5. Failures in the Electronic Throttle Control (ETC) System
Modern cars often use ETC systems instead of traditional cables. While they offer more precise control, they’re also susceptible to electronic glitches.
Electronic issues can sometimes be resolved by resetting the car’s computer. Persistent problems might indicate a malfunctioning ETC component, which would need professional diagnosis and replacement.
6. Wiring Problems
Damaged or corroded wires can disrupt the communication between the gas pedal and engine.
Inspect the wiring for visible damage. Replace any corroded or frayed wires. For hidden damages, a mechanic’s expertise is often necessary.
7. Clogged Fuel Injectors
Fuel injectors spray fuel into the combustion chamber. Over time, they can become clogged, which affects the gas pedal’s responsiveness.
Using a fuel injector cleaner, which is added to the gas tank, can often resolve minor clogs. For severe blockages, consider professional cleaning or injector replacement.
8. Fuel Pump Failures
The fuel pump supplies fuel to the engine. A malfunctioning pump can reduce or stop this flow.
A faulty fuel pump typically requires replacement. It’s a complex task that’s best handled by professionals.
9. Blocked or Dirty Fuel Filters
Fuel filters trap impurities. This can cause them to become clogged, resulting in a restricted flow of fuel.
Replace the fuel filter. It’s a relatively straightforward task, but accessing the filter can be challenging in some car models.
10. Blocked Air Intake
The engine requires air for combustion. A blocked air intake can hinder this, affecting acceleration.
Check the air filter. If it’s dirty, replace it. Ensure that the air intake isn’t obstructed by debris or other objects.
11. Faulty Mass Air Flow Sensor
This sensor measures the amount of air entering the engine, ensuring an optimal air-fuel mixture. A malfunction mass air flow sensor can lead to poor acceleration.
Clean the sensor using a mass air flow sensor cleaner. If issues persist, consider replacement.
12. Faulty Engine Control Module (ECM)
The ECM is the car’s computer, controlling various functions, including acceleration. A malfunctioning ECM can disrupt these operations.
Resetting the ECM by disconnecting the battery can sometimes resolve glitches. Persistent issues might require professional diagnosis and potential ECM replacement.
13. Onboard Computer Glitches
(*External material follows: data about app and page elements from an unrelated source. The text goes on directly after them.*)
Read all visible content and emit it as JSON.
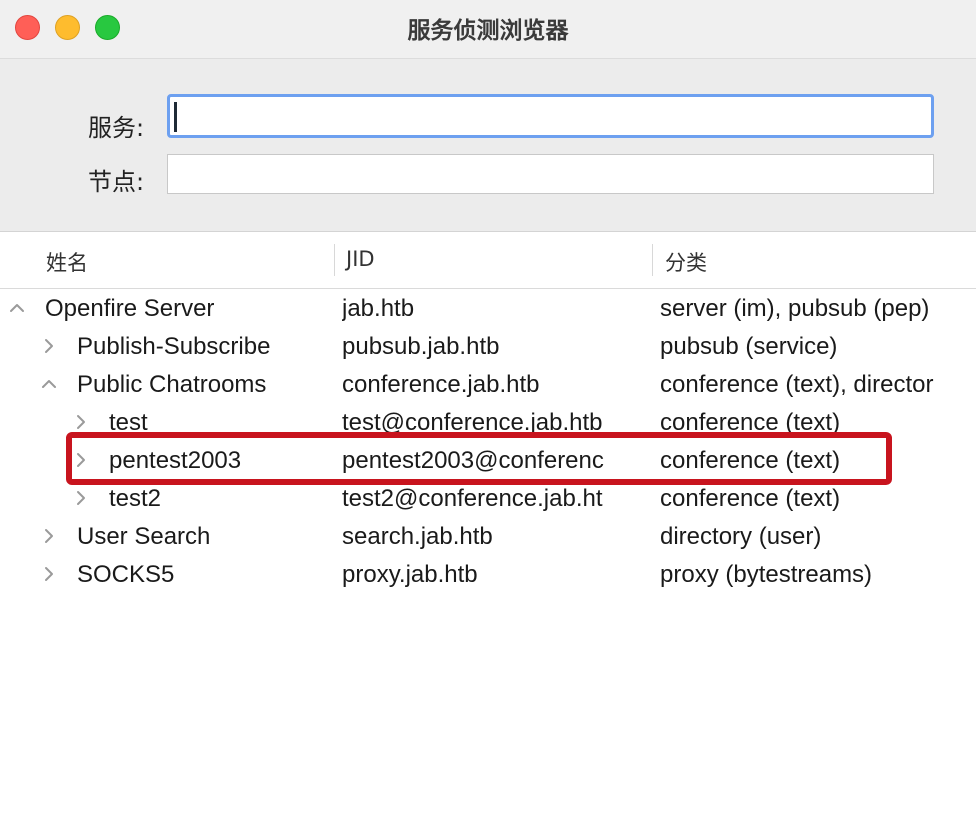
{
  "window": {
    "title": "服务侦测浏览器",
    "accent_color": "#6da0f0",
    "highlight_color": "#c8141e"
  },
  "form": {
    "service_label": "服务:",
    "service_value": "",
    "node_label": "节点:",
    "node_value": ""
  },
  "columns": {
    "name": "姓名",
    "jid": "JID",
    "category": "分类"
  },
  "rows": [
    {
      "name": "Openfire Server",
      "jid": "jab.htb",
      "category": "server (im), pubsub (pep)",
      "expanded": true,
      "level": 0
    },
    {
      "name": "Publish-Subscribe",
      "jid": "pubsub.jab.htb",
      "category": "pubsub (service)",
      "expanded": false,
      "level": 1
    },
    {
      "name": "Public Chatrooms",
      "jid": "conference.jab.htb",
      "category": "conference (text), director",
      "expanded": true,
      "level": 1
    },
    {
      "name": "test",
      "jid": "test@conference.jab.htb",
      "category": "conference (text)",
      "expanded": false,
      "level": 2
    },
    {
      "name": "pentest2003",
      "jid": "pentest2003@conferenc",
      "category": "conference (text)",
      "expanded": false,
      "level": 2,
      "highlighted": true
    },
    {
      "name": "test2",
      "jid": "test2@conference.jab.ht",
      "category": "conference (text)",
      "expanded": false,
      "level": 2
    },
    {
      "name": "User Search",
      "jid": "search.jab.htb",
      "category": "directory (user)",
      "expanded": false,
      "level": 1
    },
    {
      "name": "SOCKS5",
      "jid": "proxy.jab.htb",
      "category": "proxy (bytestreams)",
      "expanded": false,
      "level": 1
    }
  ]
}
Modern vehicles rely heavily on computers. Software glitches can sometimes affect acceleration.
An update or reset of the onboard computer software can often resolve these glitches. Consult the vehicle’s manual or a mechanic for guidance.
1. How often should I check the throttle system?
Ideally, you should inspect the throttle system as part of your regular maintenance routine, typically every 70,000 to 100,000 miles or once a year, whichever comes first. During these checks, look for signs of wear and tear, such as frayed or stretched cables, and ensure that the throttle body is clean from dirt and debris.
2. Can I drive a car with a malfunctioning gas pedal?
While it might be tempting to push through and hope for the best, this can be risky. If your gas pedal is unresponsive or showing signs of failure, it means that your car may not accelerate when needed or could behave unpredictably. This poses safety risks not only for you but also for other road users.
For instance, if you’re merging onto a busy highway and your car fails to accelerate, it could result in a dangerous situation. Similarly, if the pedal sticks or provides uneven acceleration, you might lose control of the vehicle.
3. Is a malfunctioning gas pedal always a sign of a major problem?
A malfunctioning gas pedal doesn’t necessarily indicate a major problem, but it’s certainly a sign that something isn’t right. The severity and root cause can vary widely. For some issues, the fix might be relatively simple and inexpensive. For instance, a dirty throttle body might only require cleaning, or a loose throttle cable might just need adjustment.
On the other hand, there are cases where the problem is more complex. An electronic throttle control system failure or a malfunctioning engine control module can be pricier to address.